To those born in Western Europe in the 1970s, war is purely a matter of the mind: it’s memory created by stories told by our grandparents, or the images of Israeli tracers seen on the news. It’s the trenches, parodied in Italian comedies, or the battlefield, depicted as ice-cold lines in genre cinema. It’s something that is far away, as though society had taken on the duty of shielding its youths – or at least that’s how I felt, many years later, while thinking about the experiences of my contemporaries on the other side of the Adriatic. Cinema, more so than television, tried to bring war within the viewing horizon of audiences in the West, and did so for political and technological reasons. The two opposing fronts, a genre staple, enhanced the Manichaeism of classical Hollywood filmmaking, providing a superior rationale for the moral distinction between good and evil. While the Western genre had to rethink its idea of the enemy, war films, with a few notable exceptions, had no such problem: the enemy stayed the same. Then again, the rifle, in its reduction of the field of vision to a single object/target, is very similar to a camera lens; the enemy who, unlike in a duel, has no discernible face nor position, is an ideal dramatic subject, in that it presupposes suspense and feeds it with added ideological value. And though it represents all this, Terrence Malick’s The Thin Red Line (1998) does something different. It tackles war not as a dramatic event, but an existential one. War films ponder on how a normal citizen can become a soldier, whereas Malick is not interested in this change: his film strives to find the man within the soldier, even under the most tragic circumstances. He exposes people’s thoughts, introduces their fears and desires, however banal or tedious they may be. While Steven Spielberg’s Saving Private Ryan (1998) plunges into mimesis, recreating the D-Day beach and putting us next to the fallen soldiers, Malick is not less immersive, but still maintains a firm distance between the viewer and the soldier.
Devising an ensemble story adds weight to the project.
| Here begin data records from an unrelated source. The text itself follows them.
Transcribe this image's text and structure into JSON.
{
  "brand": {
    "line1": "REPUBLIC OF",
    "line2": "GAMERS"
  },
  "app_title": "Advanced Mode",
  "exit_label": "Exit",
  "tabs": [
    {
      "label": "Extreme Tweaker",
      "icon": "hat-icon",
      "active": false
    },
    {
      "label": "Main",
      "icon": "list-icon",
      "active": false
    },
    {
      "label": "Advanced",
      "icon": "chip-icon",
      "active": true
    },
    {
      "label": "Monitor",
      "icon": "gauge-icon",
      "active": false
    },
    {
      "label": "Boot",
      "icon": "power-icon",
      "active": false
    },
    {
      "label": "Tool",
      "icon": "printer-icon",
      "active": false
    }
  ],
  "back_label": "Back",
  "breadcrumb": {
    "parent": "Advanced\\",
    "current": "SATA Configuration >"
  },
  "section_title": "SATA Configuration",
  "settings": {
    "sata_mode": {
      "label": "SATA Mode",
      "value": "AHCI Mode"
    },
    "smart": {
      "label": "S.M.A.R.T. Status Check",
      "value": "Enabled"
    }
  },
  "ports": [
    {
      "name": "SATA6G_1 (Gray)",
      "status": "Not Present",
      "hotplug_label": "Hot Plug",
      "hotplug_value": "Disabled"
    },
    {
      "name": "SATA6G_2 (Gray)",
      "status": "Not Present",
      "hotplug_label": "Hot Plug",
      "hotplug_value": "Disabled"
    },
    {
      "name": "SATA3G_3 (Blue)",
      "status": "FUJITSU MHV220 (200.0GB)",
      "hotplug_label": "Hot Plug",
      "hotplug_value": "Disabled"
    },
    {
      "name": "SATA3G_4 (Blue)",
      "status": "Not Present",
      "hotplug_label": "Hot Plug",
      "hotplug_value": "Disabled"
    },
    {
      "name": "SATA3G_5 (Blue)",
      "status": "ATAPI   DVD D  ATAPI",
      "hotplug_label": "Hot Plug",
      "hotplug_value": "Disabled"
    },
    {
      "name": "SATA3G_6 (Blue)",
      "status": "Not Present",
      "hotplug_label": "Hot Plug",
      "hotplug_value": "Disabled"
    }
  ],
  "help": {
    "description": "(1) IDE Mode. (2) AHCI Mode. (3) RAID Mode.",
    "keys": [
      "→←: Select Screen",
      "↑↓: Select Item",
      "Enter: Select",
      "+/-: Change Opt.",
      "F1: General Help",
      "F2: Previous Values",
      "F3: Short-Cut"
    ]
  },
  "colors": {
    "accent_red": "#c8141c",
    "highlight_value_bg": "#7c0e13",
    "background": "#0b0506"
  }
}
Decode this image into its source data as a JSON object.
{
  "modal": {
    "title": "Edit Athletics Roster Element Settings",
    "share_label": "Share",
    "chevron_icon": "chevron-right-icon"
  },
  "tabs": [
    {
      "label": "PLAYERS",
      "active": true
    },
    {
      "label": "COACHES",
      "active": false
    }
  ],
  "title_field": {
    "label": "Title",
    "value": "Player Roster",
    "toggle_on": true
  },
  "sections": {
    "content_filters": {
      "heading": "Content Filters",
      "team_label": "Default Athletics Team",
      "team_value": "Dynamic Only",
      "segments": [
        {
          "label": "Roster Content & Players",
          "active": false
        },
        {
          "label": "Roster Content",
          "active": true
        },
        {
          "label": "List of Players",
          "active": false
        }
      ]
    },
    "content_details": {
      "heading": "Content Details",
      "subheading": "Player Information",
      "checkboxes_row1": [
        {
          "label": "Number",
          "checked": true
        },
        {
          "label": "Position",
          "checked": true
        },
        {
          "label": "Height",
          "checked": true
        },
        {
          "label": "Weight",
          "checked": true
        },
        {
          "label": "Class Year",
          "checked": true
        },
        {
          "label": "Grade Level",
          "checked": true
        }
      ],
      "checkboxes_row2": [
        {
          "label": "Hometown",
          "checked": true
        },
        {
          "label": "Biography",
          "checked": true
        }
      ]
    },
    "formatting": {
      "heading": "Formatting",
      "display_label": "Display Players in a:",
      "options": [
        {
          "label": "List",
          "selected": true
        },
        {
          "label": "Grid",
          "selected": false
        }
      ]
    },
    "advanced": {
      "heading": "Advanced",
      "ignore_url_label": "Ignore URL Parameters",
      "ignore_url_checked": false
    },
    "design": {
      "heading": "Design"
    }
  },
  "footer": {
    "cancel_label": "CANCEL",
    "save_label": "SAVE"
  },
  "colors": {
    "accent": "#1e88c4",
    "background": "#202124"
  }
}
Malick toys with the plurality of viewpoints, and with an intuition that is as simple as it its brilliant (and which he applies to the extreme in subsequent films) voiceover becomes an editing tool. It is the speed of thought that takes the image from one side of the Ocean to another. To a soldier dealing with stress, home is just as present in the grass where he is hiding. The fleeting beauty of certain shots, like the one of the green plains combed by a ray of sunlight as though it were a sweet wind, take on a unique value in such a context.
By walking through the door the film had opened, I encountered not just the other works Malick had made before (and I found in Badlands (1973) a taste for escape that feels like one of many repressed pushes in The Thin Red Line), but also a straight line of films that use war as a pretext to talk about coming together. On a small screen, I saw King Vidors The Big Parade (1925), a film that serves as a sibling to Malick’s, and is perhaps even more humane and bold. The enemy is once again invisible and terrible, like all unknown things, until it suddenly reveals itself as the most fragile of human beings. The major difference is that King Vidor sees war as an encounter not only in the philosophical sense of discovering the other, but also, more prosaically, as romance. Conversely, The Thin Red Line is a film about solitudes, where even nature is far removed from man and his delirious project. Malick’s characters are pilgrim monks, who travel through space and time (within their lifetime) in absolute independence. This is a deliberate contradiction, as they’re part of an organised army.
I remember when the film came out I felt the need, on a late afternoon towards the end of February, to walk alone through the city. Accompanied not just by the darkness of the Turin winter but also by the whispering voices and breaths of the soldiers, I left behind my fellow screening attendees. Step by step, the images of the film reemerged alongside the sounds. Among these, the Indigenous man who walks in the opposite direction to the troop, not caring about the war and its reasons, struck me as the strongest. Perhaps I felt in that foreignness an unspoken desire, something to hold tight, as though one could reclaim a lost innocence. Malick’s strength lies in juxtaposing differing thoughts and positions, without any hierarchy. There are no heroes in the film, nor are there leading and supporting characters: in the absurd chaos of war, and of life that is stronger than conflict, every voice has a right to be heard, and every face demands to be remembered.